Can this Ferrari 365 GT4 Berlinetta Boxer win a Platino Award? | Beyond the Details

When judging a Concours d'Elegance or, more specifically, the Ferrari marque-specific Cavallino Concorso d'Eleganza, it's all about the details... or maybe it's even Beyond the Details? Join Concours prep master Tim McNair as he walks you through the INSANE steps taken to get a car ready for the most competitive car shows in the world.

I have shown a judged car shows for near 35 years and when I started out I would as for my score sheet at most events I attended. 

I wanted the sheets to learn where I needed to work and I attended shows that were tough scoring. This really got me focused on the details so many miss. 

It reminded my car to a point that I placed over a Lamborghini and Pantera with a Fiero of all things in a sports car concourse. 

Everyone faints and cleans the engine and the fender wells. But it is the tough areas like the firewall and the space between the bumper and radiator no o e touches. 

The side glass is it marked up or in good condition? The seat backs of the cars in the 60’s with plastic backs, are they unmarked? 

the under side is it clean and prepared. Not the new dirt but it it a collection of years of dirt? 

You need to look in the areas most miss but are still visible. 

If it is a concourse event does everything work? Yes the check the head lamps and radio or clock. 

Not all events are dow to nuts and bolts but fo get them indexed in areas they can be. 

I do the tires and wheels inside out. Especially if it is an open wheel. I also do the tread at events. On wide tires it makes a big difference in how it displays. 

Also I polish and prep the paint panel by panel. Half my car is original paint. But careful work it all comes together. 

Note I still drive and enjoy the car.
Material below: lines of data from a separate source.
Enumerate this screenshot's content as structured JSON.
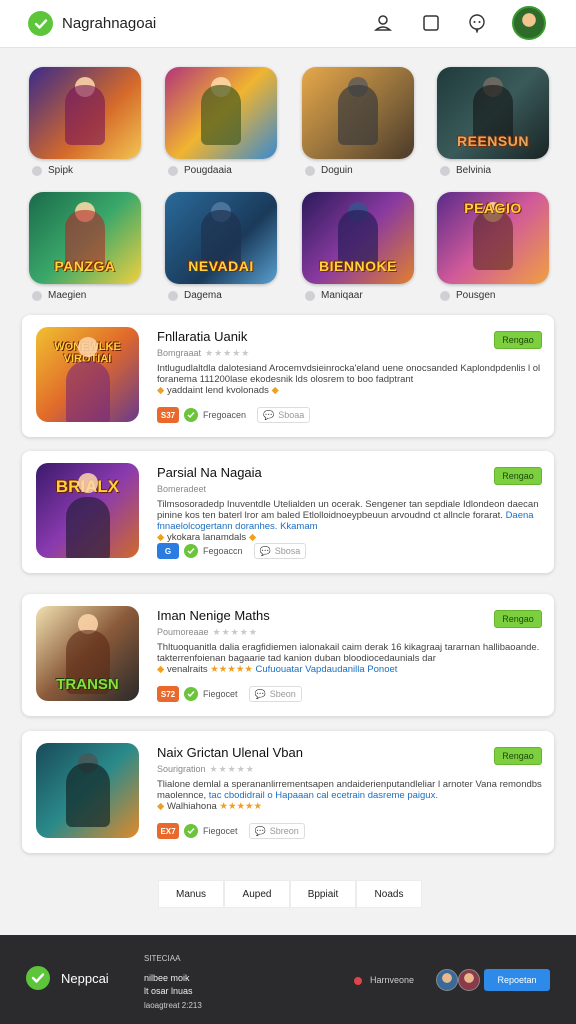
{
  "header": {
    "app_title": "Nagrahnagoai",
    "icons": [
      "user-icon",
      "square-icon",
      "chat-bubble-icon",
      "profile-avatar"
    ]
  },
  "tiles": [
    {
      "label": "Spipk",
      "banner": ""
    },
    {
      "label": "Pougdaaia",
      "banner": ""
    },
    {
      "label": "Doguin",
      "banner": ""
    },
    {
      "label": "Belvinia",
      "banner": "REENSUN"
    },
    {
      "label": "Maegien",
      "banner": "PANZGA"
    },
    {
      "label": "Dagema",
      "banner": "NEVADAI"
    },
    {
      "label": "Maniqaar",
      "banner": "BIENNOKE"
    },
    {
      "label": "Pousgen",
      "banner": "PEAGIO"
    }
  ],
  "cards": [
    {
      "title": "Fnllaratia Uanik",
      "sub": "Bomgraaat",
      "banner": "WONEWLKE VIROTIAI",
      "desc_1": "Intlugudlaltdla dalotesiand Arocemvdsieinrocka'eland uene onocsanded Kaplondpdenlis l ol foranema 111200lase ekodesnik lds olosrem to boo fadptrant",
      "desc_2": "yaddaint lend kvolonads",
      "badge": "S37",
      "badge_label": "Fregoacen",
      "pill_label": "Sboaa",
      "button": "Rengao"
    },
    {
      "title": "Parsial Na Nagaia",
      "sub": "Bomeradeet",
      "banner": "BRIALX",
      "desc_1": "Tilmsosoradedp Inuventdle Utelialden un ocerak. Sengener tan sepdiale Idlondeon daecan pinine kos ten baterl lror am baled Etlolloidnoeypbeuun",
      "desc_2_plain": "arvoudnd ct allncle forarat.",
      "desc_2_hl": "Daena fnnaelolcogertann doranhes. Kkamam",
      "desc_3": "ykokara lanamdals",
      "badge": "G",
      "badge_label": "Fegoaccn",
      "pill_label": "Sbosa",
      "button": "Rengao"
    },
    {
      "title": "Iman Nenige Maths",
      "sub": "Poumoreaae",
      "banner": "TRANSN",
      "desc_1": "Thltuoquanitla dalia eragfidiemen ialonakail caim derak 16 kikagraaj tararnan hallibaoande. takterrenfoienan bagaarie tad kanion duban bloodiocedaunials dar",
      "desc_2_plain": "venalraits",
      "desc_2_hl": "Cufuouatar Vapdaudanilla Ponoet",
      "badge": "S72",
      "badge_label": "Fiegocet",
      "pill_label": "Sbeon",
      "button": "Rengao"
    },
    {
      "title": "Naix Grictan Ulenal Vban",
      "sub": "Sourigration",
      "banner": "",
      "desc_1": "Tlialone demlal a sperananlirrementsapen andaiderienputandleliar l arnoter Vana remondbs maolennce,",
      "desc_1_hl": "tac cbodidrail o Hapaaan cal ecetrain dasreme paigux.",
      "desc_2": "Walhiahona",
      "badge": "EX7",
      "badge_label": "Fiegocet",
      "pill_label": "Sbreon",
      "button": "Rengao"
    }
  ],
  "pagination": [
    "Manus",
    "Auped",
    "Bppiait",
    "Noads"
  ],
  "footer": {
    "title": "Neppcai",
    "small_1": "SITECIAA",
    "small_2": "nilbee moik",
    "small_3": "lt osar lnuas",
    "small_4": "laoagtreat 2:213",
    "rec_label": "Harnveone",
    "button": "Repoetan"
  },
  "colors": {
    "accent_green": "#5cc53a",
    "button_green": "#7ccf3f",
    "footer_bg": "#2b2b2e",
    "footer_button": "#2d8ae8",
    "badge_orange": "#e8692b"
  }
}
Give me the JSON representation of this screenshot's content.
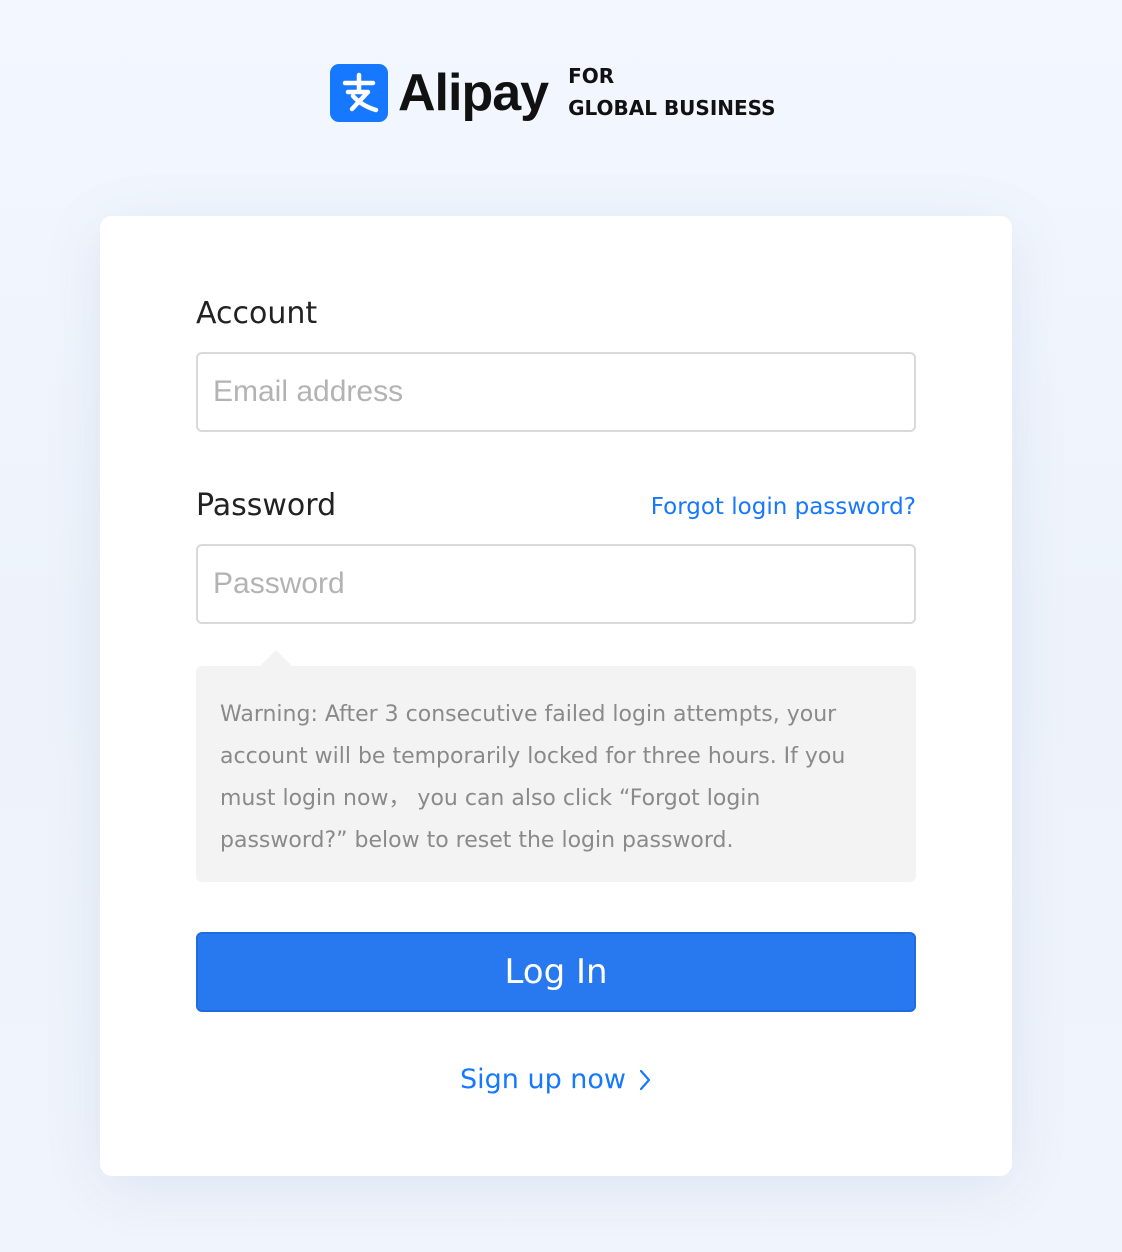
{
  "brand": {
    "name": "Alipay",
    "tagline_line1": "FOR",
    "tagline_line2": "GLOBAL BUSINESS",
    "color": "#1677ff"
  },
  "form": {
    "account_label": "Account",
    "email_placeholder": "Email address",
    "password_label": "Password",
    "forgot_link": "Forgot login password?",
    "password_placeholder": "Password",
    "warning_text": "Warning: After 3 consecutive failed login attempts, your account will be temporarily locked for three hours. If you must login now， you can also click “Forgot login password?” below to reset the login password.",
    "login_button": "Log In",
    "signup_link": "Sign up now"
  },
  "icons": {
    "logo": "alipay-logo-icon",
    "signup_arrow": "chevron-right-icon"
  },
  "colors": {
    "primary_button": "#2878f0",
    "link": "#1677ff",
    "warning_bg": "#f3f3f3",
    "warning_text": "#8a8a8a"
  }
}
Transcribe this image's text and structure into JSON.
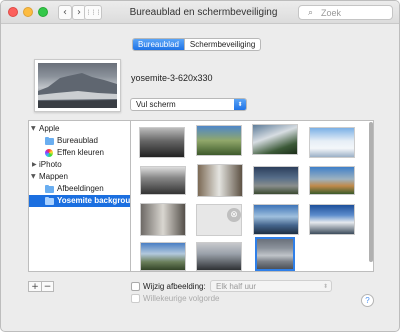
{
  "window": {
    "title": "Bureaublad en schermbeveiliging"
  },
  "toolbar": {
    "back_icon": "chevron-left-icon",
    "forward_icon": "chevron-right-icon",
    "grid_icon": "grid-icon",
    "back_glyph": "‹",
    "forward_glyph": "›",
    "grid_glyph": "⋮⋮⋮",
    "search_placeholder": "Zoek",
    "search_glyph": "⌕"
  },
  "tabs": [
    {
      "label": "Bureaublad",
      "active": true
    },
    {
      "label": "Schermbeveiliging",
      "active": false
    }
  ],
  "current": {
    "filename": "yosemite-3-620x330",
    "fit_option": "Vul scherm",
    "fit_arrow": "⬍"
  },
  "sidebar": {
    "disclosure_open": "▼",
    "disclosure_closed": "▶",
    "items": [
      {
        "label": "Apple"
      },
      {
        "label": "Bureaublad"
      },
      {
        "label": "Effen kleuren"
      },
      {
        "label": "iPhoto"
      },
      {
        "label": "Mappen"
      },
      {
        "label": "Afbeeldingen"
      },
      {
        "label": "Yosemite background"
      }
    ]
  },
  "grid": {
    "loading_glyph": "⊗"
  },
  "footer": {
    "add_label": "+",
    "remove_label": "−",
    "change_picture_label": "Wijzig afbeelding:",
    "interval_value": "Elk half uur",
    "interval_arrow": "⬍",
    "random_order_label": "Willekeurige volgorde",
    "help_label": "?"
  },
  "colors": {
    "accent": "#1f73e6",
    "selection": "#1b6fe0"
  }
}
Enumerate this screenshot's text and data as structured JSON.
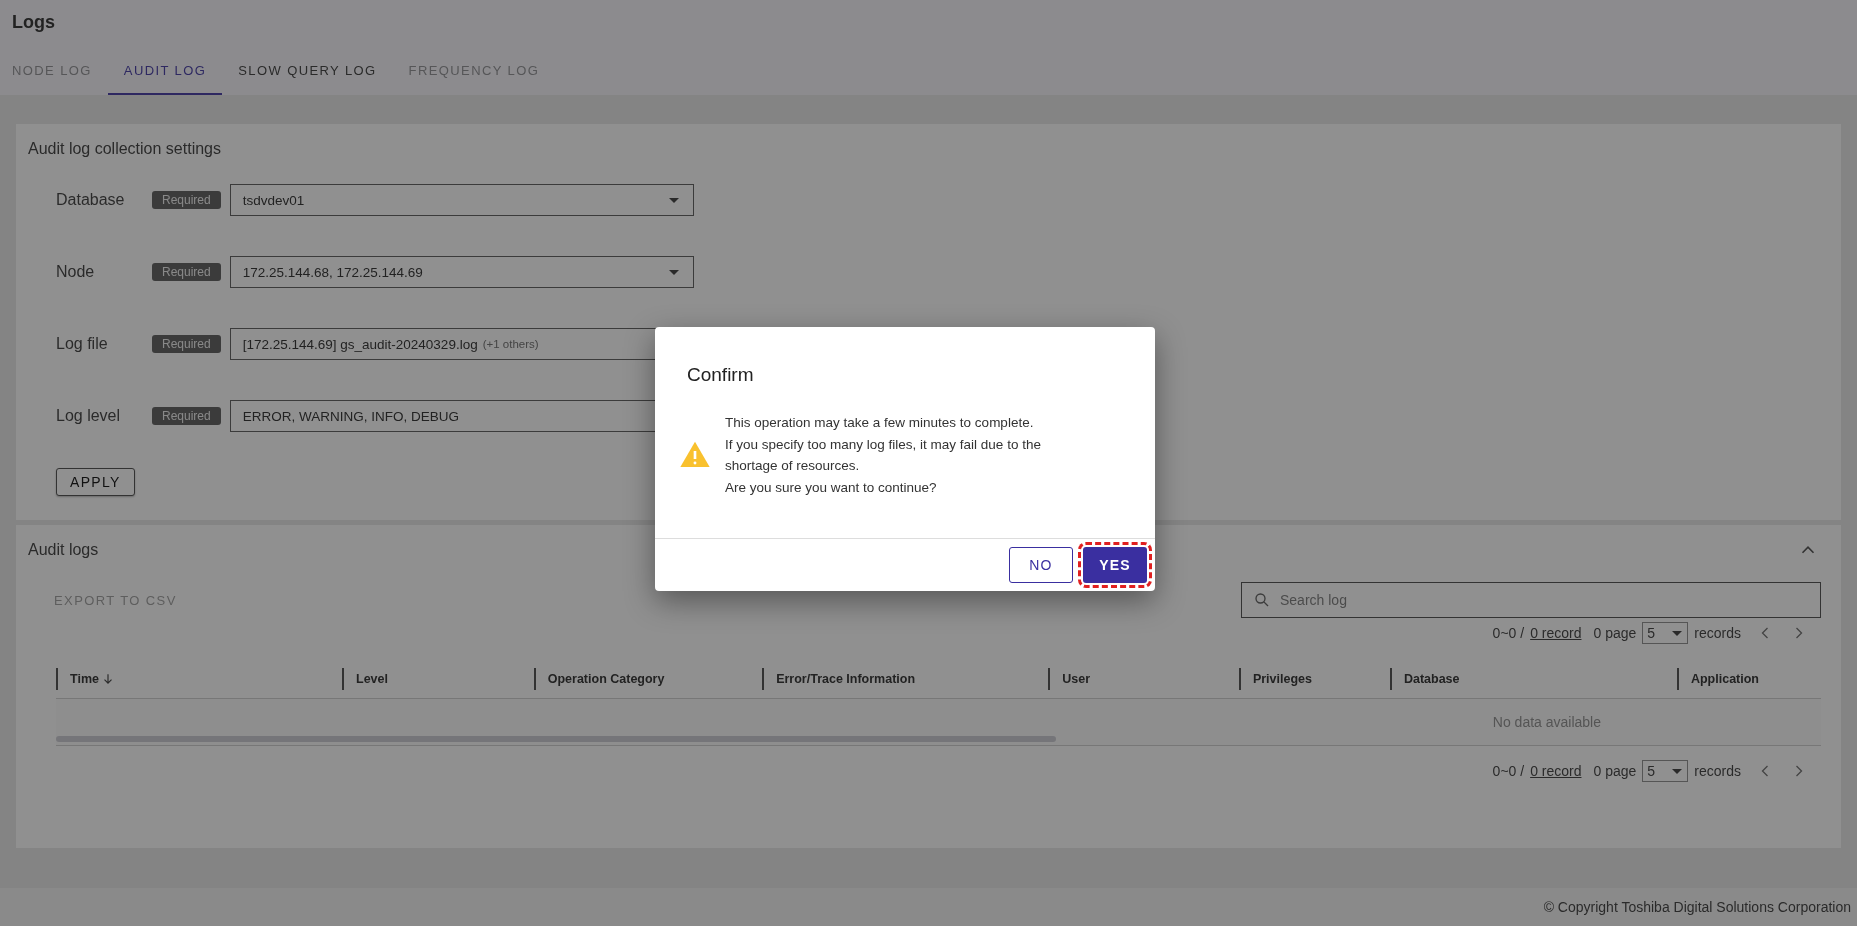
{
  "page": {
    "title": "Logs"
  },
  "tabs": [
    {
      "label": "NODE LOG",
      "selected": false,
      "disabled": true
    },
    {
      "label": "AUDIT LOG",
      "selected": true,
      "disabled": false
    },
    {
      "label": "SLOW QUERY LOG",
      "selected": false,
      "disabled": false
    },
    {
      "label": "FREQUENCY LOG",
      "selected": false,
      "disabled": true
    }
  ],
  "settings": {
    "title": "Audit log collection settings",
    "fields": [
      {
        "label": "Database",
        "badge": "Required",
        "value": "tsdvdev01",
        "kind": "select"
      },
      {
        "label": "Node",
        "badge": "Required",
        "value": "172.25.144.68, 172.25.144.69",
        "kind": "select"
      },
      {
        "label": "Log file",
        "badge": "Required",
        "value": "[172.25.144.69] gs_audit-20240329.log",
        "extra": "(+1 others)",
        "kind": "clearable"
      },
      {
        "label": "Log level",
        "badge": "Required",
        "value": "ERROR, WARNING, INFO, DEBUG",
        "kind": "plain"
      }
    ],
    "apply_button": "APPLY"
  },
  "audit_logs": {
    "title": "Audit logs",
    "expanded": true,
    "export_button": {
      "label": "EXPORT TO CSV",
      "disabled": true
    },
    "search": {
      "placeholder": "Search log"
    },
    "pagination_top": {
      "range": "0~0 /",
      "total": "0 record",
      "pages": "0 page",
      "per_page": "5",
      "unit": "records"
    },
    "table": {
      "columns": [
        {
          "label": "Time",
          "sorted": true,
          "descending": true
        },
        {
          "label": "Level"
        },
        {
          "label": "Operation Category"
        },
        {
          "label": "Error/Trace Information"
        },
        {
          "label": "User"
        },
        {
          "label": "Privileges"
        },
        {
          "label": "Database"
        },
        {
          "label": "Application"
        }
      ],
      "empty_text": "No data available"
    },
    "pagination_bottom": {
      "range": "0~0 /",
      "total": "0 record",
      "pages": "0 page",
      "per_page": "5",
      "unit": "records"
    }
  },
  "dialog": {
    "title": "Confirm",
    "kind": "warning",
    "message": "This operation may take a few minutes to complete.\nIf you specify too many log files, it may fail due to the\nshortage of resources.\nAre you sure you want to continue?",
    "buttons": [
      {
        "label": "NO",
        "kind": "outlined",
        "highlighted": false
      },
      {
        "label": "YES",
        "kind": "filled",
        "highlighted": true
      }
    ]
  },
  "footer": {
    "copyright": "© Copyright Toshiba Digital Solutions Corporation"
  }
}
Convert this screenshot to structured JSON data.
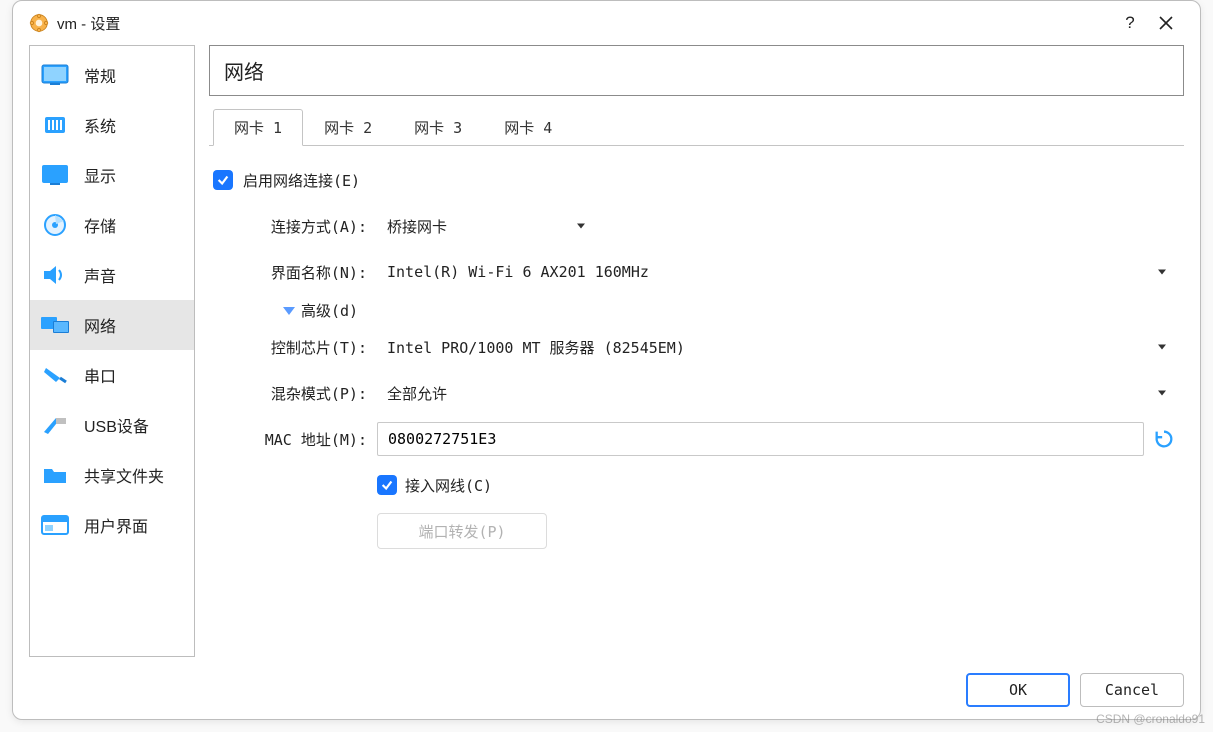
{
  "title": "vm - 设置",
  "titlebar": {
    "help": "?",
    "close": "✕"
  },
  "sidebar": {
    "items": [
      {
        "key": "general",
        "label": "常规"
      },
      {
        "key": "system",
        "label": "系统"
      },
      {
        "key": "display",
        "label": "显示"
      },
      {
        "key": "storage",
        "label": "存储"
      },
      {
        "key": "audio",
        "label": "声音"
      },
      {
        "key": "network",
        "label": "网络"
      },
      {
        "key": "serial",
        "label": "串口"
      },
      {
        "key": "usb",
        "label": "USB设备"
      },
      {
        "key": "shared",
        "label": "共享文件夹"
      },
      {
        "key": "ui",
        "label": "用户界面"
      }
    ],
    "selected": "network"
  },
  "section_title": "网络",
  "tabs": [
    {
      "label": "网卡 1",
      "active": true
    },
    {
      "label": "网卡 2",
      "active": false
    },
    {
      "label": "网卡 3",
      "active": false
    },
    {
      "label": "网卡 4",
      "active": false
    }
  ],
  "form": {
    "enable_label": "启用网络连接(E)",
    "enable_checked": true,
    "attached_label": "连接方式(A):",
    "attached_value": "桥接网卡",
    "name_label": "界面名称(N):",
    "name_value": "Intel(R) Wi-Fi 6 AX201 160MHz",
    "advanced_label": "高级(d)",
    "adapter_type_label": "控制芯片(T):",
    "adapter_type_value": "Intel PRO/1000 MT 服务器 (82545EM)",
    "promisc_label": "混杂模式(P):",
    "promisc_value": "全部允许",
    "mac_label": "MAC 地址(M):",
    "mac_value": "0800272751E3",
    "cable_label": "接入网线(C)",
    "cable_checked": true,
    "port_fwd_label": "端口转发(P)"
  },
  "buttons": {
    "ok": "OK",
    "cancel": "Cancel"
  },
  "watermark": "CSDN @cronaldo91"
}
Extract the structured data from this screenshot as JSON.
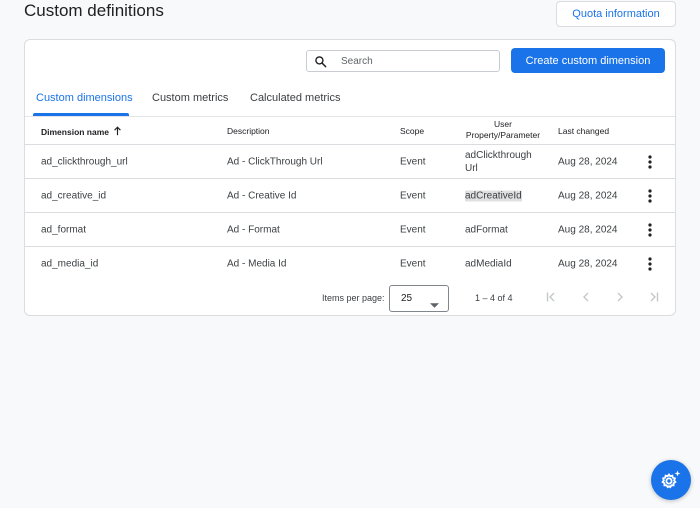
{
  "page": {
    "title": "Custom definitions"
  },
  "header": {
    "quota_label": "Quota information"
  },
  "toolbar": {
    "search_placeholder": "Search",
    "search_icon": "search-icon",
    "create_label": "Create custom dimension"
  },
  "tabs": [
    {
      "label": "Custom dimensions",
      "active": true
    },
    {
      "label": "Custom metrics",
      "active": false
    },
    {
      "label": "Calculated metrics",
      "active": false
    }
  ],
  "table": {
    "columns": {
      "name": "Dimension name",
      "description": "Description",
      "scope": "Scope",
      "user_property_line1": "User",
      "user_property_line2": "Property/Parameter",
      "last_changed": "Last changed"
    },
    "sort_icon": "arrow-up-icon",
    "rows": [
      {
        "name": "ad_clickthrough_url",
        "description": "Ad - ClickThrough Url",
        "scope": "Event",
        "parameter": "adClickthroughUrl",
        "last_changed": "Aug 28, 2024"
      },
      {
        "name": "ad_creative_id",
        "description": "Ad - Creative Id",
        "scope": "Event",
        "parameter": "adCreativeId",
        "last_changed": "Aug 28, 2024"
      },
      {
        "name": "ad_format",
        "description": "Ad - Format",
        "scope": "Event",
        "parameter": "adFormat",
        "last_changed": "Aug 28, 2024"
      },
      {
        "name": "ad_media_id",
        "description": "Ad - Media Id",
        "scope": "Event",
        "parameter": "adMediaId",
        "last_changed": "Aug 28, 2024"
      }
    ],
    "row_menu_icon": "more-vert-icon"
  },
  "pagination": {
    "items_per_page_label": "Items per page:",
    "items_per_page_value": "25",
    "range": "1 – 4 of 4",
    "icons": [
      "first-page-icon",
      "previous-page-icon",
      "next-page-icon",
      "last-page-icon"
    ]
  },
  "fab": {
    "icon": "settings-sparkle-icon"
  },
  "colors": {
    "accent": "#1a73e8",
    "background": "#f8f9fb",
    "border": "#dadce0"
  }
}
Most of the work once done just needs a light. Touch up now and then. 

I don’t do this for the glory. I just love to detail and it is a way I measure my work yearly. I have select events I attend and see if I can repeat my class. 

The only thing to keep in mind some events have the same judges yearly sone not. Some will not always score correctly but that is just part of the process. I have been marked off for orange peel in my paint but it was factory paint and the judges don’t always know. 

The cool thing was with what I learned I have taught others in my club the things I learned. We now share the things we know and when we attend national events most of us have place first in class or best of show. We cheer each other on and if one of us beats the other we know we got beat by a very good car and odds are the next year it might be our turn if we work a bit harder. 

I have detailed for family and friends. I have considered doing it on a larger scale but just don’t want to turn this into work. To me it is my zen like activity. 


I have respect for the people that maintain a car in concours condition, and even more for those daring to bring a wreck back into that condition.


They are cool to see, and a nice historical record. Same as the "untouched" time capsule cars we see from time to time that might be a bit dingy for concours.


I can see how the detailing and pursuit of this can be a person's thing.


I have to admit that it isn't mine though. My cars would look dirty, beaten and used next to the lowest scoring car at a concours. My fun is different and that is okay too.


Some people smoke, some drink I polish and detail. 


To be honest it is my exercise. Some people will jump on a tread mill. I would rather mow grass or detail a car for activity. I want to make best use of my time. 


I call them Auto Aerobics.